First developed at the Diagnostic and Evaluation Center of Western Psychiatric Institute and Clinic at the University of Pittsburgh in the 1980s, the CASE Approach was refined at the Department of Psychiatry in the Dartmouth Medical School and in front-line community mental health center work during the 1990s. Subsequent refinements in the 2000s have been implemented at the Training Institute for Suicide Assessment and Clinical Interviewing (TISA).
The CASE Approach has been extensively described in the literature.2-6 Interviewing techniques from the CASE Approach have been positively received among mental health professionals and suicidologists, substance abuse counselors, primary care clinicians, clinicians in the correctional system, legal experts, military/VA mental health professionals, and psychiatric residency directors.7-26 A free training monograph on how to teach the CASE Approach to psychiatric residents and other mental health professionals as well as an article emphasizing the importance of incorporating training in uncovering suicidal ideation in clinical interviewing courses for psychiatric residents and other mental health disciplines has appeared in the literature.27,28
Organizationally, the CASE Approach is a recommended practice by organizations as diverse as Magellan and the government of British Columbia.29,30 It is routinely taught as one of the core clinical courses provided at the annual meeting of the American Association of Suicidology (AAS).31 It is also one of the techniques described in the 1-day Assessing and Managing Suicide Risk (AMSR) course cosponsored by the Suicide Prevention and Resource Center and the AAS and in the 2-day Recognizing and Responding to Suicide Risk course sponsored by the AAS.32,33
The question of validity
The noted social scientist Thomas Kuhn once quipped, “The answers you get depend upon the questions you ask.”34 In no clinical task is this more self-evident than in the elicitation of suicidal ideation, which remains—excluding that subset of patients with characterological disorder who may garner comfort through talk of suicide—one of the most taboo topics in our culture.
Helping patients share this sensitive material in a valid manner becomes one of the cornerstones of the art of eliciting suicidal ideation.
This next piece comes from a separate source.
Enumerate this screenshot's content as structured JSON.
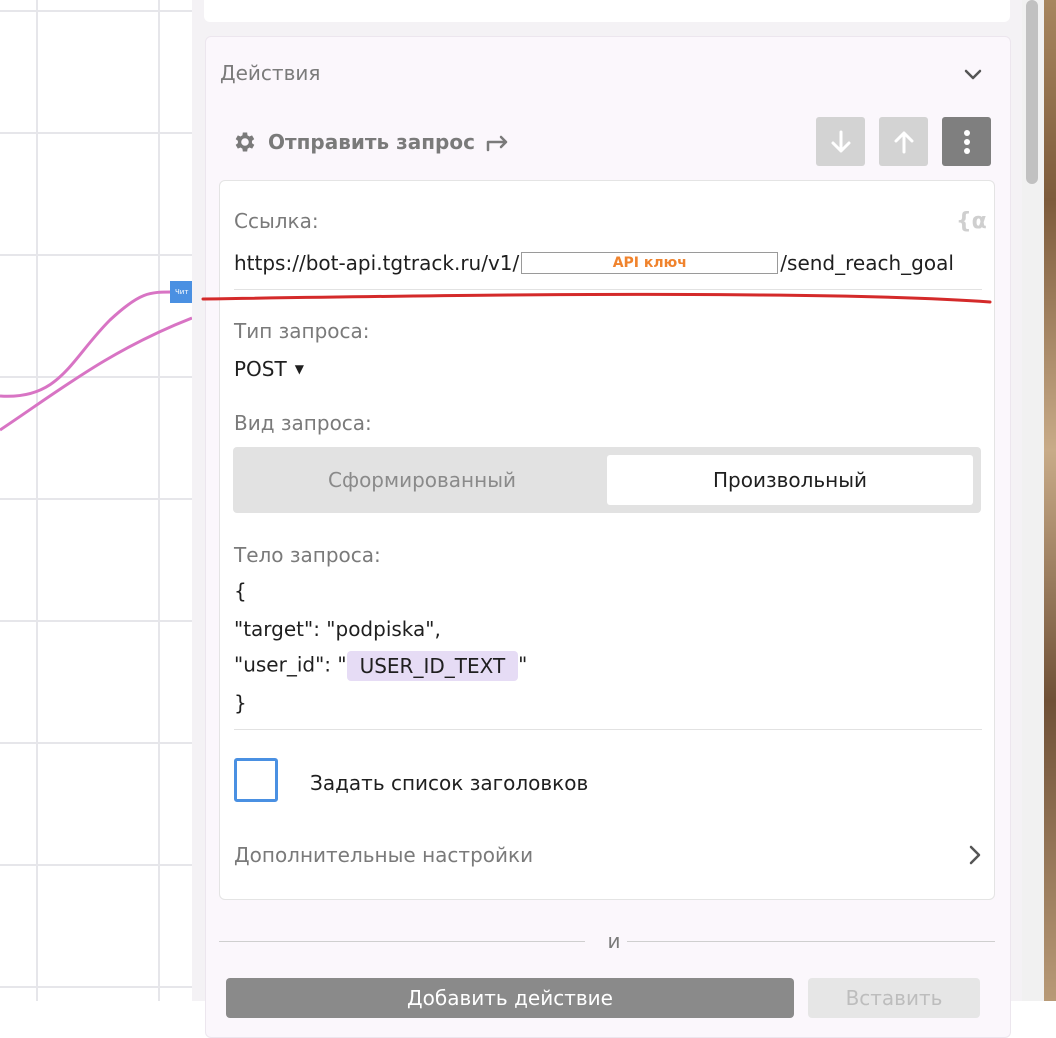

Excellent lists of potentially useful questions for uncovering suicidal ideation exist.35 It is important to contemplate not only what material needs to be asked but also what the impact of the phrasing of such questions is on the validity of the data received.